Monday, June 16, 2014
Chesapeake Bay (6/14/2014)
A friend of mine invited me to go sailing on his boat, destination Cape Charles on the eastern shore (and back), something I have wanted to do for a long time. It is the first (overnight) cruise I want to take with my boat, and now I know it is doable and really not that difficult. You basically sail out of the York River, make sure you avoid the shallows on York Spit and set a course for 90 degrees or due east. It probably helped we were sailing near high tide in the area with the biggest current, but we left at 9 and we were at the entrance to the Cape Charles channel by 2 pm. Leaving the marina we were accompanied by a pod of dolphins. It was great to see them, knowing we had such a large die off this past winter. On the eastern shore we were chased by a couple of rays. It was neat to see them almost come out of the water and chase the boat. Other days that we sail we often see a lot of floating trash in the water, but this time it was relatively clean. Not much trash at all.
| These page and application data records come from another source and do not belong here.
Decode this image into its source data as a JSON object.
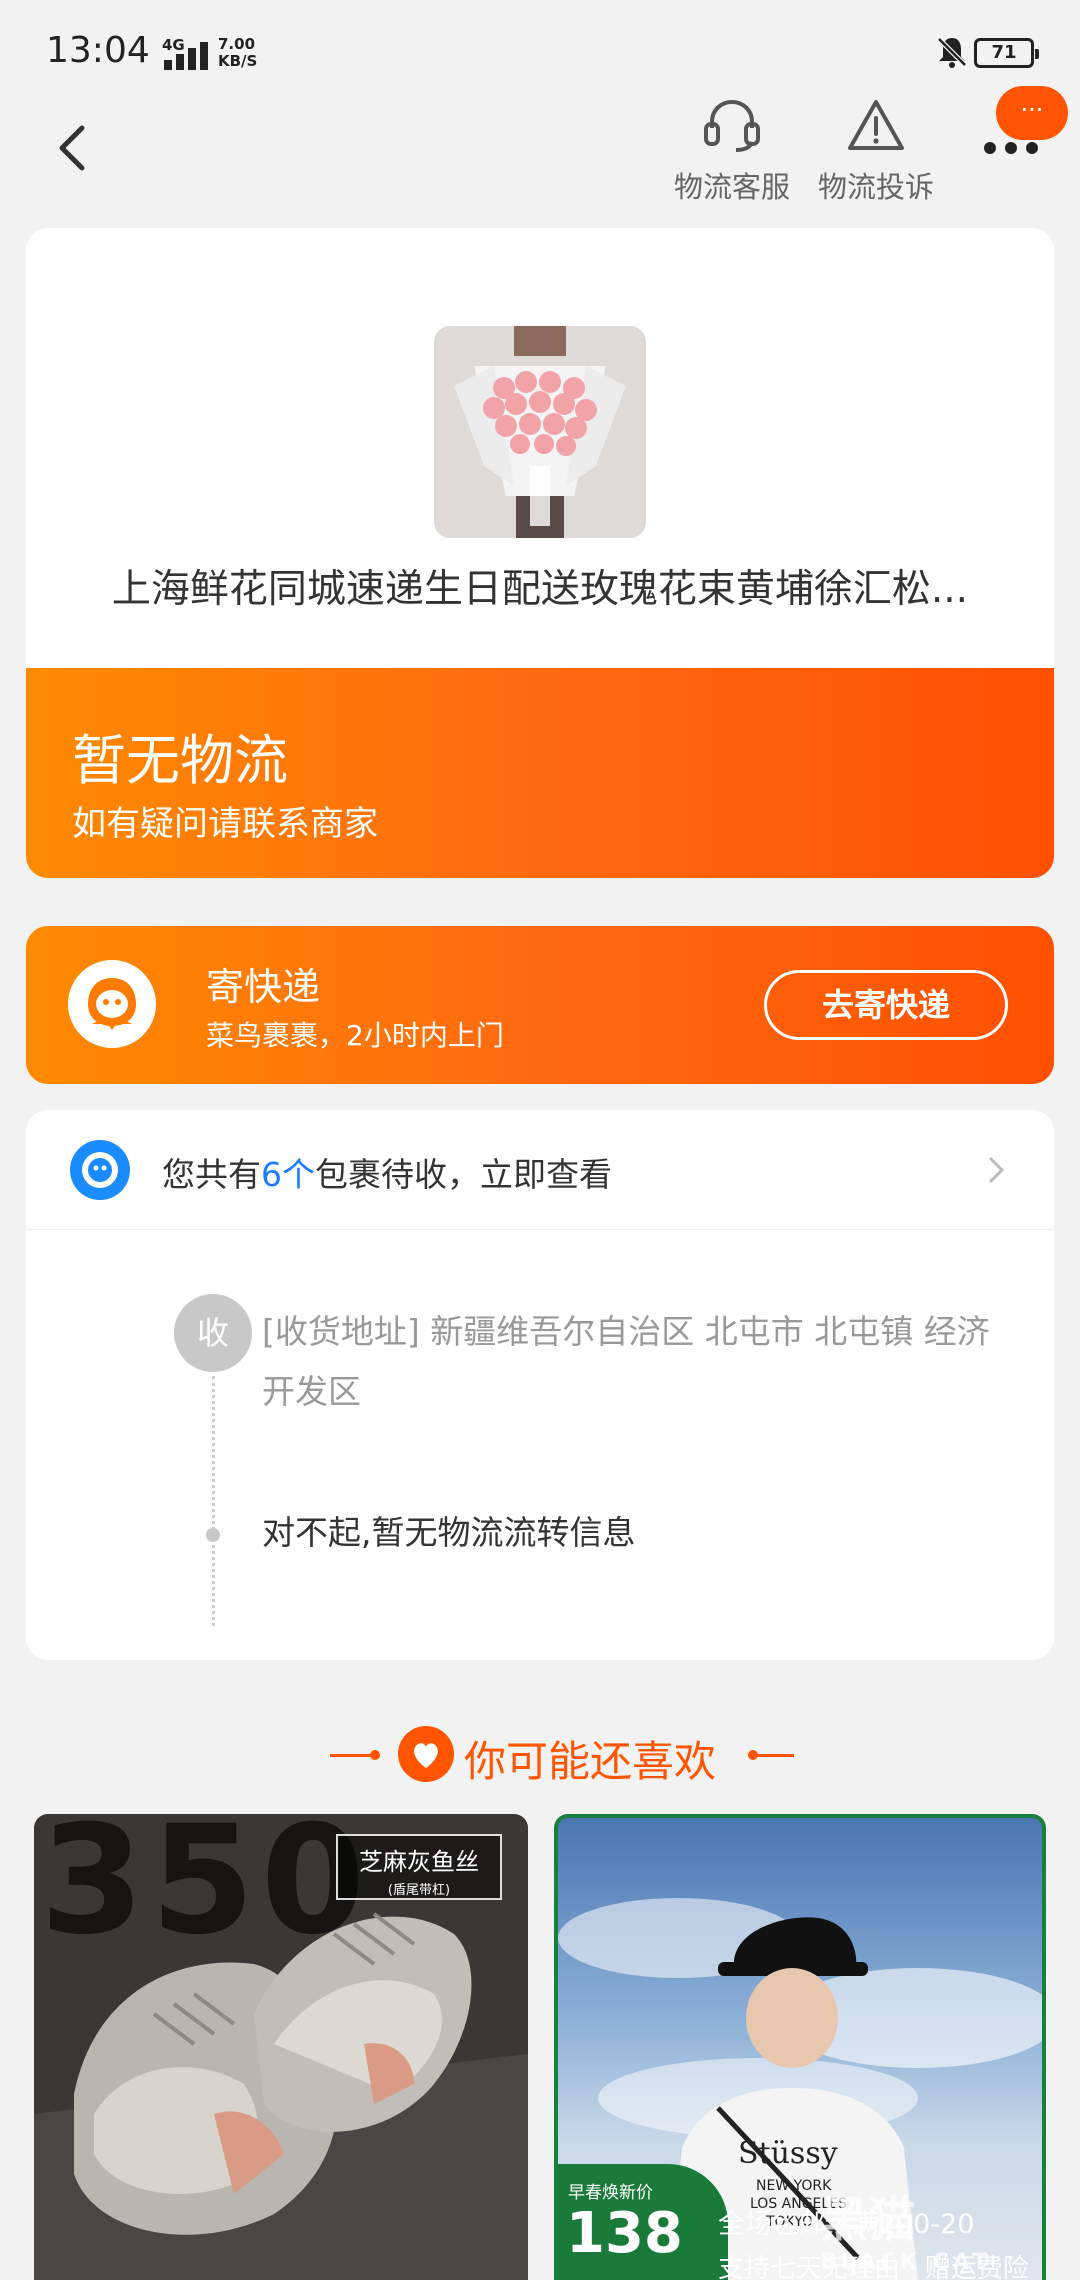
{
  "status_bar": {
    "time": "13:04",
    "network": "4G",
    "speed_value": "7.00",
    "speed_unit": "KB/S",
    "battery": "71"
  },
  "header": {
    "actions": [
      {
        "label": "物流客服",
        "icon": "headset-icon"
      },
      {
        "label": "物流投诉",
        "icon": "warning-icon"
      }
    ],
    "badge": "···"
  },
  "product": {
    "title": "上海鲜花同城速递生日配送玫瑰花束黄埔徐汇松..."
  },
  "logistics_status": {
    "title": "暂无物流",
    "subtitle": "如有疑问请联系商家"
  },
  "express": {
    "title": "寄快递",
    "subtitle": "菜鸟裹裹，2小时内上门",
    "button": "去寄快递"
  },
  "packages": {
    "prefix": "您共有",
    "count": "6个",
    "suffix": "包裹待收，立即查看"
  },
  "timeline": {
    "badge": "收",
    "address": "[收货地址] 新疆维吾尔自治区 北屯市 北屯镇 经济开发区",
    "no_info": "对不起,暂无物流流转信息"
  },
  "recommend": {
    "title": "你可能还喜欢",
    "items": [
      {
        "image_text": "350",
        "stamp_title": "芝麻灰鱼丝",
        "stamp_sub": "(盾尾带杠)"
      },
      {
        "price_label": "早春焕新价",
        "price": "138",
        "promo1": "全场包邮 · 满200-20",
        "promo2": "支持七天无理由 · 赠运费险"
      }
    ]
  },
  "watermark": {
    "main": "黑猫",
    "sub": "BLACK CAT"
  },
  "colors": {
    "accent": "#ff5500",
    "link": "#1a7cff",
    "green": "#1a7a3a"
  }
}
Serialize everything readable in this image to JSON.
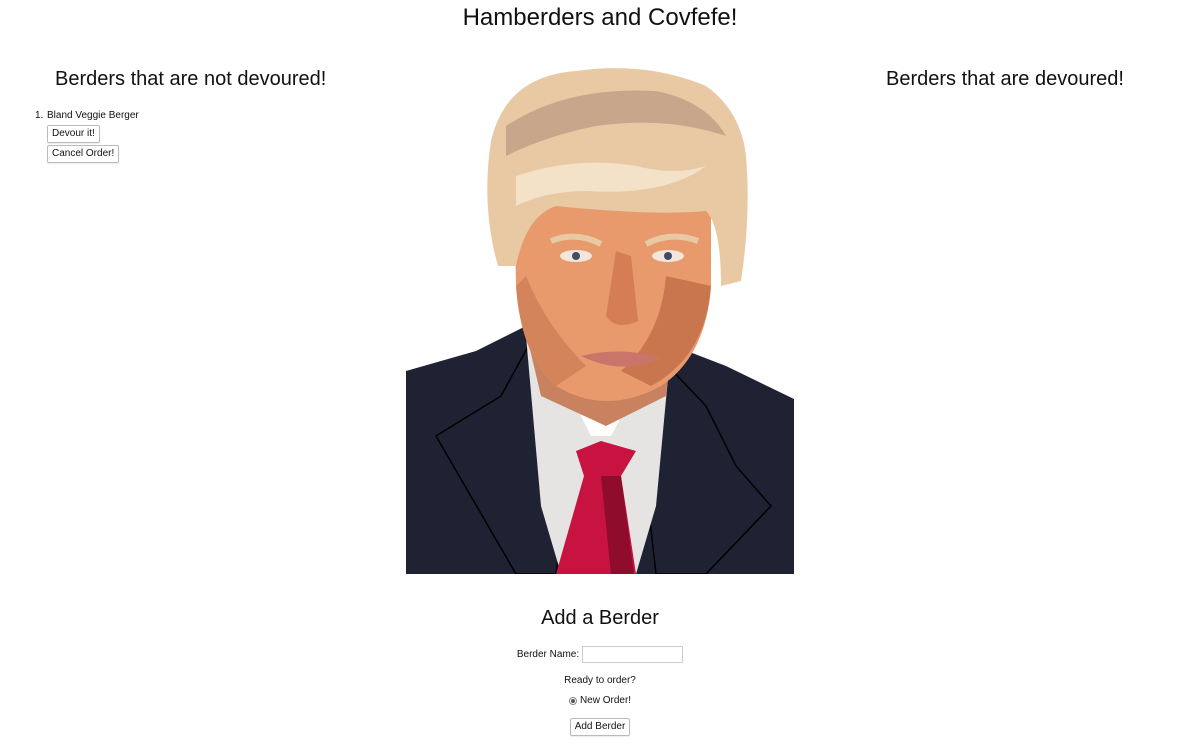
{
  "page": {
    "title": "Hamberders and Covfefe!"
  },
  "undevoured": {
    "heading": "Berders that are not devoured!",
    "items": [
      {
        "number": "1.",
        "name": "Bland Veggie Berger",
        "devour_label": "Devour it!",
        "cancel_label": "Cancel Order!"
      }
    ]
  },
  "devoured": {
    "heading": "Berders that are devoured!"
  },
  "add_form": {
    "heading": "Add a Berder",
    "name_label": "Berder Name:",
    "name_value": "",
    "ready_label": "Ready to order?",
    "radio_label": "New Order!",
    "submit_label": "Add Berder"
  },
  "colors": {
    "suit": "#1f2233",
    "tie": "#c8123f",
    "skin": "#e89a6c",
    "hair": "#e8c9a4",
    "shirt": "#e6e3e3"
  }
}
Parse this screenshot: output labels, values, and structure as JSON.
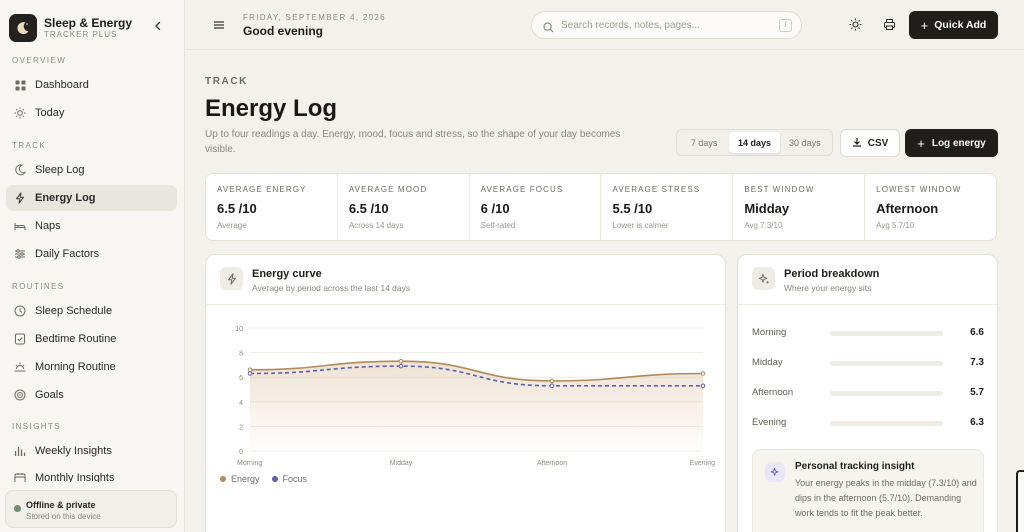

There was a large freighter anchored near the entrance to the channel into Cape Charles harbor, and we sailed passed it, before turning around and sailing back home. Now it was mid tide and the water was flowing out of the entire Chesapeake Bay, and although we set the course on 270 degrees, or due west, we were slowly pushed more to the south, which was no real problem, but just fascinating to see how the currents work. It kind of threw my friend off when we passed York Spit light on the other side compared to when we left the river; but then you always hear stories about people being turned around. Unless you know your shore, a lot of the shore looks alike and you could get easily lost or miss an inlet.
On the way over we had good wind and 2 to 3 foot waves. It was interesting to see that when you are on top of the wave you could see further over the horizon, then when you were at the bottom. It was also fun to see the freighter that was anchored near Cape Charles come up from below the horizon. On the other hand it was so clear that even in Cape Charles we could see the smoke stacks of the power station in Yorktown, and we could see what we call the NASA drop area on Langley Air Force Base.
I was using a great navigation app on my tablet (a Nexus 7). I paid $6 or $7 for it and it worked great. It’s called MXMariner and it is outstanding. My friend had a few I-Book apps and mine beat them hands down. I have a few minor beefs with the program, and have contacted the developer about it. We’ll see how they respond.
The photo below shows the freighter that we saw near Cape Charles. It was anchored, probably waiting for an assignment or a spot in Baltimore harbor. They were blaring music from our local classic rock station. Also interesting was the escape capsule that was mounted on the back of the ship. Neat to see it. By all a great day!